## [Exercise directions]
Reproduce the records precisely. Omit every picture.

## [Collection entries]
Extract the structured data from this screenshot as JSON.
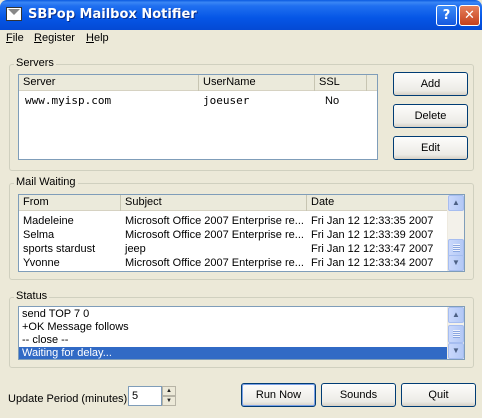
{
  "window": {
    "title": "SBPop Mailbox Notifier",
    "help_glyph": "?",
    "close_glyph": "✕"
  },
  "menu": [
    {
      "accel": "F",
      "rest": "ile"
    },
    {
      "accel": "R",
      "rest": "egister"
    },
    {
      "accel": "H",
      "rest": "elp"
    }
  ],
  "servers": {
    "label": "Servers",
    "columns": [
      "Server",
      "UserName",
      "SSL"
    ],
    "rows": [
      {
        "server": "www.myisp.com",
        "username": "joeuser",
        "ssl": "No"
      }
    ],
    "buttons": {
      "add": "Add",
      "delete": "Delete",
      "edit": "Edit"
    }
  },
  "mail": {
    "label": "Mail Waiting",
    "columns": [
      "From",
      "Subject",
      "Date"
    ],
    "rows": [
      {
        "from": "Madeleine",
        "subject": "Microsoft Office 2007 Enterprise re...",
        "date": "Fri Jan 12 12:33:35 2007"
      },
      {
        "from": "Selma",
        "subject": "Microsoft Office 2007 Enterprise re...",
        "date": "Fri Jan 12 12:33:39 2007"
      },
      {
        "from": "sports stardust",
        "subject": "jeep",
        "date": "Fri Jan 12 12:33:47 2007"
      },
      {
        "from": "Yvonne",
        "subject": "Microsoft Office 2007 Enterprise re...",
        "date": "Fri Jan 12 12:33:34 2007"
      }
    ]
  },
  "status": {
    "label": "Status",
    "lines": [
      "send TOP 7 0",
      "+OK Message follows",
      "-- close --",
      "Waiting for delay..."
    ],
    "selected_index": 3
  },
  "footer": {
    "update_label": "Update Period (minutes):",
    "update_value": "5",
    "run_now": "Run Now",
    "sounds": "Sounds",
    "quit": "Quit"
  },
  "colors": {
    "titlebar": "#0556e6",
    "face": "#ece9d8",
    "selection": "#316ac5"
  }
}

## [Response]
Extract the structured data from this screenshot as JSON.
{
  "window": {
    "title": "SBPop Mailbox Notifier",
    "help_glyph": "?",
    "close_glyph": "✕"
  },
  "menu": [
    {
      "accel": "F",
      "rest": "ile"
    },
    {
      "accel": "R",
      "rest": "egister"
    },
    {
      "accel": "H",
      "rest": "elp"
    }
  ],
  "servers": {
    "label": "Servers",
    "columns": [
      "Server",
      "UserName",
      "SSL"
    ],
    "rows": [
      {
        "server": "www.myisp.com",
        "username": "joeuser",
        "ssl": "No"
      }
    ],
    "buttons": {
      "add": "Add",
      "delete": "Delete",
      "edit": "Edit"
    }
  },
  "mail": {
    "label": "Mail Waiting",
    "columns": [
      "From",
      "Subject",
      "Date"
    ],
    "rows": [
      {
        "from": "Madeleine",
        "subject": "Microsoft Office 2007 Enterprise re...",
        "date": "Fri Jan 12 12:33:35 2007"
      },
      {
        "from": "Selma",
        "subject": "Microsoft Office 2007 Enterprise re...",
        "date": "Fri Jan 12 12:33:39 2007"
      },
      {
        "from": "sports stardust",
        "subject": "jeep",
        "date": "Fri Jan 12 12:33:47 2007"
      },
      {
        "from": "Yvonne",
        "subject": "Microsoft Office 2007 Enterprise re...",
        "date": "Fri Jan 12 12:33:34 2007"
      }
    ]
  },
  "status": {
    "label": "Status",
    "lines": [
      "send TOP 7 0",
      "+OK Message follows",
      "-- close --",
      "Waiting for delay..."
    ],
    "selected_index": 3
  },
  "footer": {
    "update_label": "Update Period (minutes):",
    "update_value": "5",
    "run_now": "Run Now",
    "sounds": "Sounds",
    "quit": "Quit"
  },
  "colors": {
    "titlebar": "#0556e6",
    "face": "#ece9d8",
    "selection": "#316ac5"
  }
}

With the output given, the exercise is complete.